* _Problem details_:
Repeat the records. Each line must match exactly.

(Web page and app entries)
-*-

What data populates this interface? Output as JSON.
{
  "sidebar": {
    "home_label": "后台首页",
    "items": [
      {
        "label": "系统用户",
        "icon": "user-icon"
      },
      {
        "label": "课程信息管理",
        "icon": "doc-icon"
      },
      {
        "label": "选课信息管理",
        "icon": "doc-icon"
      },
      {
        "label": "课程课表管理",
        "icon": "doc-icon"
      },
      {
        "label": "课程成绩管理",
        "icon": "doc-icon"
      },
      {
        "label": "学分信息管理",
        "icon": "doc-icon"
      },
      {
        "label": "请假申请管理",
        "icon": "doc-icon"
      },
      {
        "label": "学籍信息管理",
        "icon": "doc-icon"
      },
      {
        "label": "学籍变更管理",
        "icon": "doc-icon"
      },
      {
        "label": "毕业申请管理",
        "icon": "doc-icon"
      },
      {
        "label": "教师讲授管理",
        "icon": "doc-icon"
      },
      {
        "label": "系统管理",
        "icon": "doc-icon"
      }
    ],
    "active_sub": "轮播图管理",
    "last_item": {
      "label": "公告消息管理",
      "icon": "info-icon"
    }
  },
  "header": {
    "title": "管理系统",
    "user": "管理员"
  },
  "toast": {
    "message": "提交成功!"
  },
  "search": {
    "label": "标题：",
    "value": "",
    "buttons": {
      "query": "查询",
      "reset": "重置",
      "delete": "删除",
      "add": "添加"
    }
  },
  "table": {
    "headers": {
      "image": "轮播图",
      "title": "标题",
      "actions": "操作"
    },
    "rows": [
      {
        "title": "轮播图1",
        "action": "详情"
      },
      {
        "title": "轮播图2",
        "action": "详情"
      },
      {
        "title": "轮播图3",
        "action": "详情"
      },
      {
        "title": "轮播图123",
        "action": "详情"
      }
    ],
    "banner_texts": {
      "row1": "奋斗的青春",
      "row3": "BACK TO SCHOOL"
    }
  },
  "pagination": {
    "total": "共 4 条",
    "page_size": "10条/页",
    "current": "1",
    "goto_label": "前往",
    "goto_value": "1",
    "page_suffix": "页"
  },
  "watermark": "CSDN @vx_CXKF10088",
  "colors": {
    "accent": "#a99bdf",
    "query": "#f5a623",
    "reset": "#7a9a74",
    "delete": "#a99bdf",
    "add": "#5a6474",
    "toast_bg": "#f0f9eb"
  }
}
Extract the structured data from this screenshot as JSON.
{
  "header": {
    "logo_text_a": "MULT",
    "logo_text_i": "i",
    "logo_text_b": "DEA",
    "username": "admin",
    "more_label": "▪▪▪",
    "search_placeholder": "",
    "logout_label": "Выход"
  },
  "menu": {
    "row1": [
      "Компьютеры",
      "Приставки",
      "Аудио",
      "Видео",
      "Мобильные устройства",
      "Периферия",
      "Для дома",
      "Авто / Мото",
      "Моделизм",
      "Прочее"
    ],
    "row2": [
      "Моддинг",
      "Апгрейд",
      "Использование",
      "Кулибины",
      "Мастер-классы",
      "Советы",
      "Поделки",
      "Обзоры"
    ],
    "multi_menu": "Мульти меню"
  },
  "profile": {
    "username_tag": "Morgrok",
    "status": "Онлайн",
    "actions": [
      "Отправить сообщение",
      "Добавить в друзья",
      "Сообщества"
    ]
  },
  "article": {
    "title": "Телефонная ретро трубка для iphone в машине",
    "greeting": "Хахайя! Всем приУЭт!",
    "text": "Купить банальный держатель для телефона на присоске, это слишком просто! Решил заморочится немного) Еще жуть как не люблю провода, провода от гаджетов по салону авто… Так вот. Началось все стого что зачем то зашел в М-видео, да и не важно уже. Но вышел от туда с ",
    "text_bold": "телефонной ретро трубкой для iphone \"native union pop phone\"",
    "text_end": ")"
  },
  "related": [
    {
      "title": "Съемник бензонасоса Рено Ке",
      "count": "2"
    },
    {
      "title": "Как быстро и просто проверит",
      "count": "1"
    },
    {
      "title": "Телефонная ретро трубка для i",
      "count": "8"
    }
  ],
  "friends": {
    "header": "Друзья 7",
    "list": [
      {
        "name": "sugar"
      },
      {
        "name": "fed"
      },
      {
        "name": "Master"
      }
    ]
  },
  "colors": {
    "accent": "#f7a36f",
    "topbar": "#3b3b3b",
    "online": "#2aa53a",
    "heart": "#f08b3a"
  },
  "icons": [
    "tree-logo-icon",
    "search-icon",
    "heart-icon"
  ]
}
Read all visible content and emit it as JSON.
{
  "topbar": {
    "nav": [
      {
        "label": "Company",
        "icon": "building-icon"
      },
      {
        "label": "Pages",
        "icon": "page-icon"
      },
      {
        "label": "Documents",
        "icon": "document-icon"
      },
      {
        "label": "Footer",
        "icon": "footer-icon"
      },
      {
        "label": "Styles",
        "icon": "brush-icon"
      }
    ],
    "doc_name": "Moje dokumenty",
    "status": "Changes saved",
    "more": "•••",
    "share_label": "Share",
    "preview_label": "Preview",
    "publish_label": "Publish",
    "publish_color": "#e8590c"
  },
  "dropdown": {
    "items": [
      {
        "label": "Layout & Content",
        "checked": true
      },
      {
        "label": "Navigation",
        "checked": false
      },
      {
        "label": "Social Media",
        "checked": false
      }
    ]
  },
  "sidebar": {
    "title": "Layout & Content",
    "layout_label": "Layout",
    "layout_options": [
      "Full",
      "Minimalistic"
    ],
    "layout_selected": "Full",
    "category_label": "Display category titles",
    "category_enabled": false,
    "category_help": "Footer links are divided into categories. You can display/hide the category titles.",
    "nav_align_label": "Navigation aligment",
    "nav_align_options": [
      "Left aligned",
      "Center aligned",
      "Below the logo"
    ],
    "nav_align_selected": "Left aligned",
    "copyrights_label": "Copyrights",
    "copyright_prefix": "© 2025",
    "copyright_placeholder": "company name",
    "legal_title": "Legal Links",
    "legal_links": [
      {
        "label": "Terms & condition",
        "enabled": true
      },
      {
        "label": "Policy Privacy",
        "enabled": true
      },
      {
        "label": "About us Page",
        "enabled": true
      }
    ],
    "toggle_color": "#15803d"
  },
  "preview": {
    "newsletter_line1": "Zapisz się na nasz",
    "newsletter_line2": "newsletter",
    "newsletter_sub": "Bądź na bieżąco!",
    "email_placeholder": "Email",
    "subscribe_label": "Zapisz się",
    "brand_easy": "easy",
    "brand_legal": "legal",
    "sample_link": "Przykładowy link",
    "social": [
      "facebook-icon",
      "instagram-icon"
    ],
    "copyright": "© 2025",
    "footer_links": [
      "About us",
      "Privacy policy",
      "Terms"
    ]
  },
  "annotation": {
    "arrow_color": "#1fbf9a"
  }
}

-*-

* _Answer box_:
What data populates this interface? Output as JSON.
{
  "sidebar": {
    "home_label": "后台首页",
    "items": [
      {
        "label": "系统用户",
        "icon": "user-icon"
      },
      {
        "label": "课程信息管理",
        "icon": "doc-icon"
      },
      {
        "label": "选课信息管理",
        "icon": "doc-icon"
      },
      {
        "label": "课程课表管理",
        "icon": "doc-icon"
      },
      {
        "label": "课程成绩管理",
        "icon": "doc-icon"
      },
      {
        "label": "学分信息管理",
        "icon": "doc-icon"
      },
      {
        "label": "请假申请管理",
        "icon": "doc-icon"
      },
      {
        "label": "学籍信息管理",
        "icon": "doc-icon"
      },
      {
        "label": "学籍变更管理",
        "icon": "doc-icon"
      },
      {
        "label": "毕业申请管理",
        "icon": "doc-icon"
      },
      {
        "label": "教师讲授管理",
        "icon": "doc-icon"
      },
      {
        "label": "系统管理",
        "icon": "doc-icon"
      }
    ],
    "active_sub": "轮播图管理",
    "last_item": {
      "label": "公告消息管理",
      "icon": "info-icon"
    }
  },
  "header": {
    "title": "管理系统",
    "user": "管理员"
  },
  "toast": {
    "message": "提交成功!"
  },
  "search": {
    "label": "标题：",
    "value": "",
    "buttons": {
      "query": "查询",
      "reset": "重置",
      "delete": "删除",
      "add": "添加"
    }
  },
  "table": {
    "headers": {
      "image": "轮播图",
      "title": "标题",
      "actions": "操作"
    },
    "rows": [
      {
        "title": "轮播图1",
        "action": "详情"
      },
      {
        "title": "轮播图2",
        "action": "详情"
      },
      {
        "title": "轮播图3",
        "action": "详情"
      },
      {
        "title": "轮播图123",
        "action": "详情"
      }
    ],
    "banner_texts": {
      "row1": "奋斗的青春",
      "row3": "BACK TO SCHOOL"
    }
  },
  "pagination": {
    "total": "共 4 条",
    "page_size": "10条/页",
    "current": "1",
    "goto_label": "前往",
    "goto_value": "1",
    "page_suffix": "页"
  },
  "watermark": "CSDN @vx_CXKF10088",
  "colors": {
    "accent": "#a99bdf",
    "query": "#f5a623",
    "reset": "#7a9a74",
    "delete": "#a99bdf",
    "add": "#5a6474",
    "toast_bg": "#f0f9eb"
  }
}
Extract the structured data from this screenshot as JSON.
{
  "header": {
    "logo_text_a": "MULT",
    "logo_text_i": "i",
    "logo_text_b": "DEA",
    "username": "admin",
    "more_label": "▪▪▪",
    "search_placeholder": "",
    "logout_label": "Выход"
  },
  "menu": {
    "row1": [
      "Компьютеры",
      "Приставки",
      "Аудио",
      "Видео",
      "Мобильные устройства",
      "Периферия",
      "Для дома",
      "Авто / Мото",
      "Моделизм",
      "Прочее"
    ],
    "row2": [
      "Моддинг",
      "Апгрейд",
      "Использование",
      "Кулибины",
      "Мастер-классы",
      "Советы",
      "Поделки",
      "Обзоры"
    ],
    "multi_menu": "Мульти меню"
  },
  "profile": {
    "username_tag": "Morgrok",
    "status": "Онлайн",
    "actions": [
      "Отправить сообщение",
      "Добавить в друзья",
      "Сообщества"
    ]
  },
  "article": {
    "title": "Телефонная ретро трубка для iphone в машине",
    "greeting": "Хахайя! Всем приУЭт!",
    "text": "Купить банальный держатель для телефона на присоске, это слишком просто! Решил заморочится немного) Еще жуть как не люблю провода, провода от гаджетов по салону авто… Так вот. Началось все стого что зачем то зашел в М-видео, да и не важно уже. Но вышел от туда с ",
    "text_bold": "телефонной ретро трубкой для iphone \"native union pop phone\"",
    "text_end": ")"
  },
  "related": [
    {
      "title": "Съемник бензонасоса Рено Ке",
      "count": "2"
    },
    {
      "title": "Как быстро и просто проверит",
      "count": "1"
    },
    {
      "title": "Телефонная ретро трубка для i",
      "count": "8"
    }
  ],
  "friends": {
    "header": "Друзья 7",
    "list": [
      {
        "name": "sugar"
      },
      {
        "name": "fed"
      },
      {
        "name": "Master"
      }
    ]
  },
  "colors": {
    "accent": "#f7a36f",
    "topbar": "#3b3b3b",
    "online": "#2aa53a",
    "heart": "#f08b3a"
  },
  "icons": [
    "tree-logo-icon",
    "search-icon",
    "heart-icon"
  ]
}
Read all visible content and emit it as JSON.
{
  "topbar": {
    "nav": [
      {
        "label": "Company",
        "icon": "building-icon"
      },
      {
        "label": "Pages",
        "icon": "page-icon"
      },
      {
        "label": "Documents",
        "icon": "document-icon"
      },
      {
        "label": "Footer",
        "icon": "footer-icon"
      },
      {
        "label": "Styles",
        "icon": "brush-icon"
      }
    ],
    "doc_name": "Moje dokumenty",
    "status": "Changes saved",
    "more": "•••",
    "share_label": "Share",
    "preview_label": "Preview",
    "publish_label": "Publish",
    "publish_color": "#e8590c"
  },
  "dropdown": {
    "items": [
      {
        "label": "Layout & Content",
        "checked": true
      },
      {
        "label": "Navigation",
        "checked": false
      },
      {
        "label": "Social Media",
        "checked": false
      }
    ]
  },
  "sidebar": {
    "title": "Layout & Content",
    "layout_label": "Layout",
    "layout_options": [
      "Full",
      "Minimalistic"
    ],
    "layout_selected": "Full",
    "category_label": "Display category titles",
    "category_enabled": false,
    "category_help": "Footer links are divided into categories. You can display/hide the category titles.",
    "nav_align_label": "Navigation aligment",
    "nav_align_options": [
      "Left aligned",
      "Center aligned",
      "Below the logo"
    ],
    "nav_align_selected": "Left aligned",
    "copyrights_label": "Copyrights",
    "copyright_prefix": "© 2025",
    "copyright_placeholder": "company name",
    "legal_title": "Legal Links",
    "legal_links": [
      {
        "label": "Terms & condition",
        "enabled": true
      },
      {
        "label": "Policy Privacy",
        "enabled": true
      },
      {
        "label": "About us Page",
        "enabled": true
      }
    ],
    "toggle_color": "#15803d"
  },
  "preview": {
    "newsletter_line1": "Zapisz się na nasz",
    "newsletter_line2": "newsletter",
    "newsletter_sub": "Bądź na bieżąco!",
    "email_placeholder": "Email",
    "subscribe_label": "Zapisz się",
    "brand_easy": "easy",
    "brand_legal": "legal",
    "sample_link": "Przykładowy link",
    "social": [
      "facebook-icon",
      "instagram-icon"
    ],
    "copyright": "© 2025",
    "footer_links": [
      "About us",
      "Privacy policy",
      "Terms"
    ]
  },
  "annotation": {
    "arrow_color": "#1fbf9a"
  }
}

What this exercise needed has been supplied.